There’s something about elephants. Ginormous but gentle, full of personality, a strong family connection and eyes that seem to stare deep into your soul. On a recent trip to Thailand, I was lucky enough to delve into the rural side of the country for a three-day jungle – and elephant – adventure in Khao Sok National Park, which I combined with a city stay in Bangkok and a beach escape in Phuket.
Elephant Hills has won awards for its conservation work and animal welfare. All the elephants here have come from the logging or a darker side of the tourism industry, where they have been worked hard in a captive environment. But at Elephant Hills there is no elephant riding, no performing and no chains. The aim is for them to live out the rest of their days in the huge, free-roaming enclosure where open space and kindness prevail and they can do what they do best – be elephants. The human-elephant interaction is limited to a few hours per day, so you may get to feed them, bathe them or watch them splash around in the mud pools; but after that they are left to their own devices in a stunning national park of deep forest and towering mountain ranges.
To get there, we were picked up from our beach hotel and passed tiny villages and rubber plantations on the way to the jungle camp. During the safari, you stay at two camps – one in the jungle and another floating camp on a lake. The tents are simple, with the luxury of an en-suite bathroom, and the electrics are powered by solar energy at the floating camp, so you feel off-grid. What really stood out for me was walking down the pontoon to my floating tent and seeing that it had its own kayaks, so I could venture out onto the lake and explore.
There is a set itinerary that you can opt in and out of. You can canoe along the Sok River with a guide, trek through the jungle in search of gibbons and macaques, or explore the inlets of Cheow-Lan Lake on a guided canoe safari.
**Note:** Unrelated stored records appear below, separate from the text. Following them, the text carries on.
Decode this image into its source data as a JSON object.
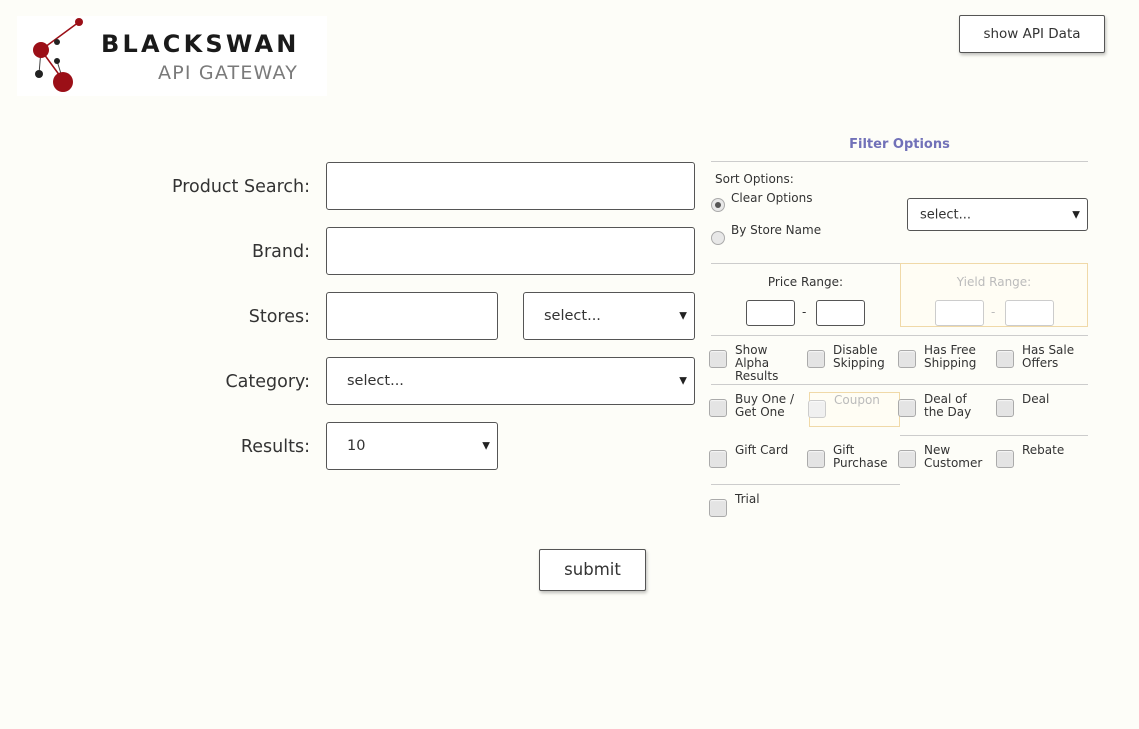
{
  "logo": {
    "line1": "BLACKSWAN",
    "line2": "API GATEWAY",
    "accent": "#9b0f17"
  },
  "header": {
    "api_button": "show API Data"
  },
  "form": {
    "product_search": {
      "label": "Product Search:",
      "value": ""
    },
    "brand": {
      "label": "Brand:",
      "value": ""
    },
    "stores": {
      "label": "Stores:",
      "value": "",
      "select": "select..."
    },
    "category": {
      "label": "Category:",
      "select": "select..."
    },
    "results": {
      "label": "Results:",
      "select": "10"
    },
    "submit": "submit"
  },
  "filters": {
    "title": "Filter Options",
    "sort": {
      "label": "Sort Options:",
      "options": [
        "Clear Options",
        "By Store Name"
      ],
      "selected": "Clear Options",
      "select": "select..."
    },
    "price_range": {
      "label": "Price Range:",
      "min": "",
      "max": "",
      "dash": "-"
    },
    "yield_range": {
      "label": "Yield Range:",
      "min": "",
      "max": "",
      "dash": "-"
    },
    "checkboxes": [
      [
        "Show",
        "Alpha",
        "Results"
      ],
      [
        "Disable",
        "Skipping"
      ],
      [
        "Has Free",
        "Shipping"
      ],
      [
        "Has Sale",
        "Offers"
      ],
      [
        "Buy One /",
        "Get One"
      ],
      [
        "Coupon"
      ],
      [
        "Deal of",
        "the Day"
      ],
      [
        "Deal"
      ],
      [
        "Gift Card"
      ],
      [
        "Gift",
        "Purchase"
      ],
      [
        "New",
        "Customer"
      ],
      [
        "Rebate"
      ],
      [
        "Trial"
      ]
    ]
  }
}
Alternatively, you can just relax by the pool at the main camp listening to the sounds of the monkeys in the trees; or, at the lake camp, jump in the water for a swim straight from your tent’s decking.
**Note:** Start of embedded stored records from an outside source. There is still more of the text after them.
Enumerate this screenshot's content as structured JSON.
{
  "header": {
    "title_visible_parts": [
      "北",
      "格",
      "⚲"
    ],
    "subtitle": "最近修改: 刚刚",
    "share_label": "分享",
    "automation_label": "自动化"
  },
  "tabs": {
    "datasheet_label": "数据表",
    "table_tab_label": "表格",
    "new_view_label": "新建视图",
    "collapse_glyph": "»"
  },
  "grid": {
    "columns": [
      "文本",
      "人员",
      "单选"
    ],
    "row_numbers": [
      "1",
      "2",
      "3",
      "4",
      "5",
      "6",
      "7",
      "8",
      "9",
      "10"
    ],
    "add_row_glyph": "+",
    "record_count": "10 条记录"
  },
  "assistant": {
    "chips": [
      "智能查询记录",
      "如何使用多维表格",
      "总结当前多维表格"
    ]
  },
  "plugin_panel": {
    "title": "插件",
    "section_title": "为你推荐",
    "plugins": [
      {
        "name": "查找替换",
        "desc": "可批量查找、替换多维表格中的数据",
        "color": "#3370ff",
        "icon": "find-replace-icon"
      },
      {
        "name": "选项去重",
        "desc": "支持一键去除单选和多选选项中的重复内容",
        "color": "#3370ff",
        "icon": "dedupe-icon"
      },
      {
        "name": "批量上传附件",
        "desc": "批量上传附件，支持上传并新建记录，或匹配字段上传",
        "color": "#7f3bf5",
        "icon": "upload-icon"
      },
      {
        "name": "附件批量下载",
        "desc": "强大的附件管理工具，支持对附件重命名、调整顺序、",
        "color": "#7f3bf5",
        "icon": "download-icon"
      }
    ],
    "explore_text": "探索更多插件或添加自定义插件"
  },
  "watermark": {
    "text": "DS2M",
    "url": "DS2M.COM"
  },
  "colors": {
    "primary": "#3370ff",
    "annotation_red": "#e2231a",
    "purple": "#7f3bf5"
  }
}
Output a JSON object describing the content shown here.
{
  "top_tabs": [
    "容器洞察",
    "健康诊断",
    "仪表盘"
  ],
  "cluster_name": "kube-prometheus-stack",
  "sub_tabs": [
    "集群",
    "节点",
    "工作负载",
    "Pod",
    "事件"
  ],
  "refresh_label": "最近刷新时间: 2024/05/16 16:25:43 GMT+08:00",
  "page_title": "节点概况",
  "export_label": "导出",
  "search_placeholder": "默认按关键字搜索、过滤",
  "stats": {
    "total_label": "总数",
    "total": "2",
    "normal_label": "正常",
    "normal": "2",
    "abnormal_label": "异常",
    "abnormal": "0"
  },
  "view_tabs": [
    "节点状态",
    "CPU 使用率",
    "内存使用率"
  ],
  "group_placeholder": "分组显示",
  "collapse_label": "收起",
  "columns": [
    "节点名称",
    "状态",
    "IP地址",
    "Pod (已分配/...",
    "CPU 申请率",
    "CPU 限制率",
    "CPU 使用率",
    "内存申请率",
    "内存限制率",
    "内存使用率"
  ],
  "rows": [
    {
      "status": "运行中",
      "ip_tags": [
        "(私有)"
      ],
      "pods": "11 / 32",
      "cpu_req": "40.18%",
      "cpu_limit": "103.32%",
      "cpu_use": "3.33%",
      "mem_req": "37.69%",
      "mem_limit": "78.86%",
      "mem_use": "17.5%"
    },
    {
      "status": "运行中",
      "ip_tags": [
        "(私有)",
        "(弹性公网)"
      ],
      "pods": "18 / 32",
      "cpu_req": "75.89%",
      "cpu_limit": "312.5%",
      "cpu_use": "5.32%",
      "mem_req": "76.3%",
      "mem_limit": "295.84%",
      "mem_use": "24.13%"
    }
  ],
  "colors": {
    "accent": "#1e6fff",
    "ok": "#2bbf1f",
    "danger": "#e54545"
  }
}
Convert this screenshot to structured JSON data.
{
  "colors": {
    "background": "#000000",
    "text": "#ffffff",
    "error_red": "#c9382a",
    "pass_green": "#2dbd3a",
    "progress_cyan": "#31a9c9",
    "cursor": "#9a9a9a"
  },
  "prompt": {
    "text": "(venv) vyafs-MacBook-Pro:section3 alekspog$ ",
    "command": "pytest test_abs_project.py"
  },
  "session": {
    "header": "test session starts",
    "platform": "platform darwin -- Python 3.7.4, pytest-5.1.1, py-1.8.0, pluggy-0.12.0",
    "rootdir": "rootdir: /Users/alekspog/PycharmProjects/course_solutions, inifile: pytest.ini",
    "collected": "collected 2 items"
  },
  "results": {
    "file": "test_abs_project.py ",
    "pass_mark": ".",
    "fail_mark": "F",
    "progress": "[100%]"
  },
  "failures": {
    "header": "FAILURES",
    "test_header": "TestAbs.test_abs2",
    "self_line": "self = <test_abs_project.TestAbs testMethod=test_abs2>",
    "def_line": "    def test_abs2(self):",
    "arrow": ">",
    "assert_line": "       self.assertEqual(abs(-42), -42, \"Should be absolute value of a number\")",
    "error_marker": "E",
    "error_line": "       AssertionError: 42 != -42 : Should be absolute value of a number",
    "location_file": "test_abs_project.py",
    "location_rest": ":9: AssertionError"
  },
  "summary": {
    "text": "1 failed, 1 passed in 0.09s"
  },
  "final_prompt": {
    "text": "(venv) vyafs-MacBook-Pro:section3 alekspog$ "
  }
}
Elephant Hills works closely with the local community and a school often comes in to do a performance at the camp in the evening. If you want to take school supplies such as pens with you, they are very happy to take them and pass them on to the local children. The buffet is cooked fresh on site and the bar-tenders also know how to make a mean cocktail after a day discovering the jungle. If you love nature and wildlife, and want to add something utterly unforgettable to your Thailand holiday, I would highly recommend Elephant Hills Jungle Lake Safari.
It's easy to pair a stay at Elephant Hills with time to relax on the beach as transfers to and from many of the popular beach resorts are included in your stay. If you're looking for a peaceful paradise to rest your head, we recommend Bangsak Village in Khao Lak, a low-key resort fringed by vanilla sands. It's geared up towards couples, but families with children over 12 are also welcome. We love the quirky accommodation; choose from a palm-shaded chalet or a thatched cottage, a two-storey room with a dreamy bathtub or a new Ravenala room that has direct access to the pool.
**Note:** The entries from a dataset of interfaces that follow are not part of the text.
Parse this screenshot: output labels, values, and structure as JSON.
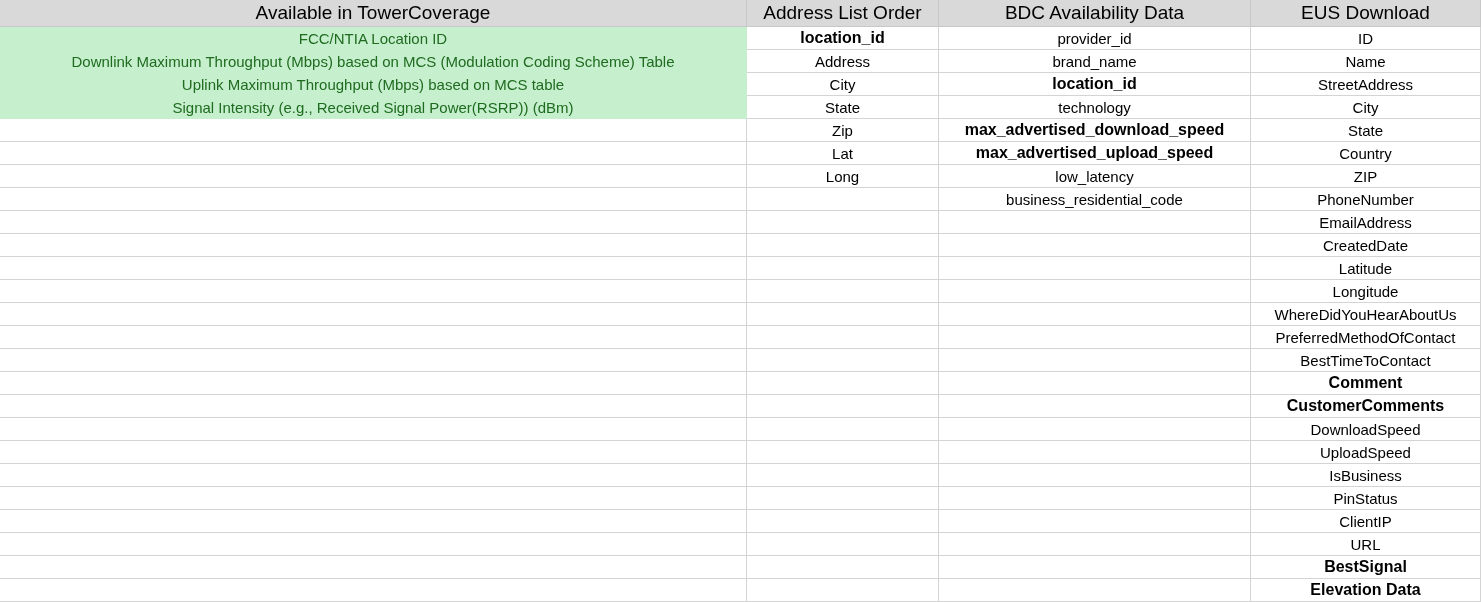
{
  "table": {
    "columns": [
      {
        "header": "Available in TowerCoverage",
        "cells": [
          {
            "text": "FCC/NTIA Location ID",
            "bold": false,
            "highlighted": true
          },
          {
            "text": "Downlink Maximum Throughput (Mbps) based on MCS (Modulation Coding Scheme) Table",
            "bold": false,
            "highlighted": true
          },
          {
            "text": "Uplink Maximum Throughput (Mbps) based on MCS table",
            "bold": false,
            "highlighted": true
          },
          {
            "text": "Signal Intensity (e.g., Received Signal Power(RSRP)) (dBm)",
            "bold": false,
            "highlighted": true
          }
        ]
      },
      {
        "header": "Address List Order",
        "cells": [
          {
            "text": "location_id",
            "bold": true,
            "highlighted": false
          },
          {
            "text": "Address",
            "bold": false,
            "highlighted": false
          },
          {
            "text": "City",
            "bold": false,
            "highlighted": false
          },
          {
            "text": "State",
            "bold": false,
            "highlighted": false
          },
          {
            "text": "Zip",
            "bold": false,
            "highlighted": false
          },
          {
            "text": "Lat",
            "bold": false,
            "highlighted": false
          },
          {
            "text": "Long",
            "bold": false,
            "highlighted": false
          }
        ]
      },
      {
        "header": "BDC Availability Data",
        "cells": [
          {
            "text": "provider_id",
            "bold": false,
            "highlighted": false
          },
          {
            "text": "brand_name",
            "bold": false,
            "highlighted": false
          },
          {
            "text": "location_id",
            "bold": true,
            "highlighted": false
          },
          {
            "text": "technology",
            "bold": false,
            "highlighted": false
          },
          {
            "text": "max_advertised_download_speed",
            "bold": true,
            "highlighted": false
          },
          {
            "text": "max_advertised_upload_speed",
            "bold": true,
            "highlighted": false
          },
          {
            "text": "low_latency",
            "bold": false,
            "highlighted": false
          },
          {
            "text": "business_residential_code",
            "bold": false,
            "highlighted": false
          }
        ]
      },
      {
        "header": "EUS Download",
        "cells": [
          {
            "text": "ID",
            "bold": false,
            "highlighted": false
          },
          {
            "text": "Name",
            "bold": false,
            "highlighted": false
          },
          {
            "text": "StreetAddress",
            "bold": false,
            "highlighted": false
          },
          {
            "text": "City",
            "bold": false,
            "highlighted": false
          },
          {
            "text": "State",
            "bold": false,
            "highlighted": false
          },
          {
            "text": "Country",
            "bold": false,
            "highlighted": false
          },
          {
            "text": "ZIP",
            "bold": false,
            "highlighted": false
          },
          {
            "text": "PhoneNumber",
            "bold": false,
            "highlighted": false
          },
          {
            "text": "EmailAddress",
            "bold": false,
            "highlighted": false
          },
          {
            "text": "CreatedDate",
            "bold": false,
            "highlighted": false
          },
          {
            "text": "Latitude",
            "bold": false,
            "highlighted": false
          },
          {
            "text": "Longitude",
            "bold": false,
            "highlighted": false
          },
          {
            "text": "WhereDidYouHearAboutUs",
            "bold": false,
            "highlighted": false
          },
          {
            "text": "PreferredMethodOfContact",
            "bold": false,
            "highlighted": false
          },
          {
            "text": "BestTimeToContact",
            "bold": false,
            "highlighted": false
          },
          {
            "text": "Comment",
            "bold": true,
            "highlighted": false
          },
          {
            "text": "CustomerComments",
            "bold": true,
            "highlighted": false
          },
          {
            "text": "DownloadSpeed",
            "bold": false,
            "highlighted": false
          },
          {
            "text": "UploadSpeed",
            "bold": false,
            "highlighted": false
          },
          {
            "text": "IsBusiness",
            "bold": false,
            "highlighted": false
          },
          {
            "text": "PinStatus",
            "bold": false,
            "highlighted": false
          },
          {
            "text": "ClientIP",
            "bold": false,
            "highlighted": false
          },
          {
            "text": "URL",
            "bold": false,
            "highlighted": false
          },
          {
            "text": "BestSignal",
            "bold": true,
            "highlighted": false
          },
          {
            "text": "Elevation Data",
            "bold": true,
            "highlighted": false
          }
        ]
      }
    ]
  }
}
If you're ready to liven the pace after time in the jungle wilderness, Phuket is a vibrant and bustling resort where you're spoilt for choice with things to do. Marina Phuket Resort, a hidden gem that we've made exclusive to Kuoni guests in the UK, puts you right in the heart of the action yet manages to feel calm and secluded. It's like two worlds rolled into one – surrounded in a blanket of jungle with tranquil pools, tropical gardens and wildlife. But step outside the grounds and you're part of the bustling resort town of Karon, where you’ll find a lively night market, local eateries and one of the longest beaches in Phuket.